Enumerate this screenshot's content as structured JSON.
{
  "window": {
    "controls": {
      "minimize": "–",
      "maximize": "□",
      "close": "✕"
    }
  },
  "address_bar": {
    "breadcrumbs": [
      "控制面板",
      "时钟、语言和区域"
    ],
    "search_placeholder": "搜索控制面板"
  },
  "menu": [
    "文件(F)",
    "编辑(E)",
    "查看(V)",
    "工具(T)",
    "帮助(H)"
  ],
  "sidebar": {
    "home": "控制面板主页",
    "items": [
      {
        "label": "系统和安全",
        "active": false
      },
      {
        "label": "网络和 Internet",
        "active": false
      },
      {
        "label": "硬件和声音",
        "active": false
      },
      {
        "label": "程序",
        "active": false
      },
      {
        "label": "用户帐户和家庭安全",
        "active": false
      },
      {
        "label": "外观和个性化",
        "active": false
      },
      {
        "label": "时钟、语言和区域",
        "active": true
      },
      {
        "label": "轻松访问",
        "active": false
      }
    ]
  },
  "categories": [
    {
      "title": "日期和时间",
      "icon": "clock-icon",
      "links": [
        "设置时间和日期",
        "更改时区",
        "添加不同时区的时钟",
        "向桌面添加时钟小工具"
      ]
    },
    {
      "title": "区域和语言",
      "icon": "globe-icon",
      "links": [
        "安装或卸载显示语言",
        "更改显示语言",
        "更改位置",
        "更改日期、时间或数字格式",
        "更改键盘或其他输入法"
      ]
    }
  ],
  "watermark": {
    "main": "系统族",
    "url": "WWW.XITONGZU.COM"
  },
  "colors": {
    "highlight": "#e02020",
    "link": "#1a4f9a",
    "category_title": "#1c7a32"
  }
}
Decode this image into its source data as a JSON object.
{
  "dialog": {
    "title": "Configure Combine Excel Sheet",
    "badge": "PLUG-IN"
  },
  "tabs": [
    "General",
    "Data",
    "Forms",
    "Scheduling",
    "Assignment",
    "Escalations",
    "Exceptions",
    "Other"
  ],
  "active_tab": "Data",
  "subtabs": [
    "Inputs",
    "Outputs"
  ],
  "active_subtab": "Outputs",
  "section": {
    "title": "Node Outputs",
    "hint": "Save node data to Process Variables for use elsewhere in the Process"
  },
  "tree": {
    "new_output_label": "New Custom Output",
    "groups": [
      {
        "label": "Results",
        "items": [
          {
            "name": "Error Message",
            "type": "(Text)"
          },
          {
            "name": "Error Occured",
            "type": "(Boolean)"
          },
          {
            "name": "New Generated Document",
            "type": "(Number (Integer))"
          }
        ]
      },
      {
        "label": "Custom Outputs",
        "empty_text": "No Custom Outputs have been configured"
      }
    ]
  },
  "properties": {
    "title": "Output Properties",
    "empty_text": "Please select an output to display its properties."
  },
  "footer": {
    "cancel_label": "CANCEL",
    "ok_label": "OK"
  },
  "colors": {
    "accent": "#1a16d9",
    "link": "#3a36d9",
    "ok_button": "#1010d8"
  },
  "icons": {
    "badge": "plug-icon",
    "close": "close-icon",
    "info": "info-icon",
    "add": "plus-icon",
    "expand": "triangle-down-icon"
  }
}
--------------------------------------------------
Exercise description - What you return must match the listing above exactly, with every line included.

Expected answer -
Enumerate this screenshot's content as structured JSON.
{
  "window": {
    "controls": {
      "minimize": "–",
      "maximize": "□",
      "close": "✕"
    }
  },
  "address_bar": {
    "breadcrumbs": [
      "控制面板",
      "时钟、语言和区域"
    ],
    "search_placeholder": "搜索控制面板"
  },
  "menu": [
    "文件(F)",
    "编辑(E)",
    "查看(V)",
    "工具(T)",
    "帮助(H)"
  ],
  "sidebar": {
    "home": "控制面板主页",
    "items": [
      {
        "label": "系统和安全",
        "active": false
      },
      {
        "label": "网络和 Internet",
        "active": false
      },
      {
        "label": "硬件和声音",
        "active": false
      },
      {
        "label": "程序",
        "active": false
      },
      {
        "label": "用户帐户和家庭安全",
        "active": false
      },
      {
        "label": "外观和个性化",
        "active": false
      },
      {
        "label": "时钟、语言和区域",
        "active": true
      },
      {
        "label": "轻松访问",
        "active": false
      }
    ]
  },
  "categories": [
    {
      "title": "日期和时间",
      "icon": "clock-icon",
      "links": [
        "设置时间和日期",
        "更改时区",
        "添加不同时区的时钟",
        "向桌面添加时钟小工具"
      ]
    },
    {
      "title": "区域和语言",
      "icon": "globe-icon",
      "links": [
        "安装或卸载显示语言",
        "更改显示语言",
        "更改位置",
        "更改日期、时间或数字格式",
        "更改键盘或其他输入法"
      ]
    }
  ],
  "watermark": {
    "main": "系统族",
    "url": "WWW.XITONGZU.COM"
  },
  "colors": {
    "highlight": "#e02020",
    "link": "#1a4f9a",
    "category_title": "#1c7a32"
  }
}
Decode this image into its source data as a JSON object.
{
  "dialog": {
    "title": "Configure Combine Excel Sheet",
    "badge": "PLUG-IN"
  },
  "tabs": [
    "General",
    "Data",
    "Forms",
    "Scheduling",
    "Assignment",
    "Escalations",
    "Exceptions",
    "Other"
  ],
  "active_tab": "Data",
  "subtabs": [
    "Inputs",
    "Outputs"
  ],
  "active_subtab": "Outputs",
  "section": {
    "title": "Node Outputs",
    "hint": "Save node data to Process Variables for use elsewhere in the Process"
  },
  "tree": {
    "new_output_label": "New Custom Output",
    "groups": [
      {
        "label": "Results",
        "items": [
          {
            "name": "Error Message",
            "type": "(Text)"
          },
          {
            "name": "Error Occured",
            "type": "(Boolean)"
          },
          {
            "name": "New Generated Document",
            "type": "(Number (Integer))"
          }
        ]
      },
      {
        "label": "Custom Outputs",
        "empty_text": "No Custom Outputs have been configured"
      }
    ]
  },
  "properties": {
    "title": "Output Properties",
    "empty_text": "Please select an output to display its properties."
  },
  "footer": {
    "cancel_label": "CANCEL",
    "ok_label": "OK"
  },
  "colors": {
    "accent": "#1a16d9",
    "link": "#3a36d9",
    "ok_button": "#1010d8"
  },
  "icons": {
    "badge": "plug-icon",
    "close": "close-icon",
    "info": "info-icon",
    "add": "plus-icon",
    "expand": "triangle-down-icon"
  }
}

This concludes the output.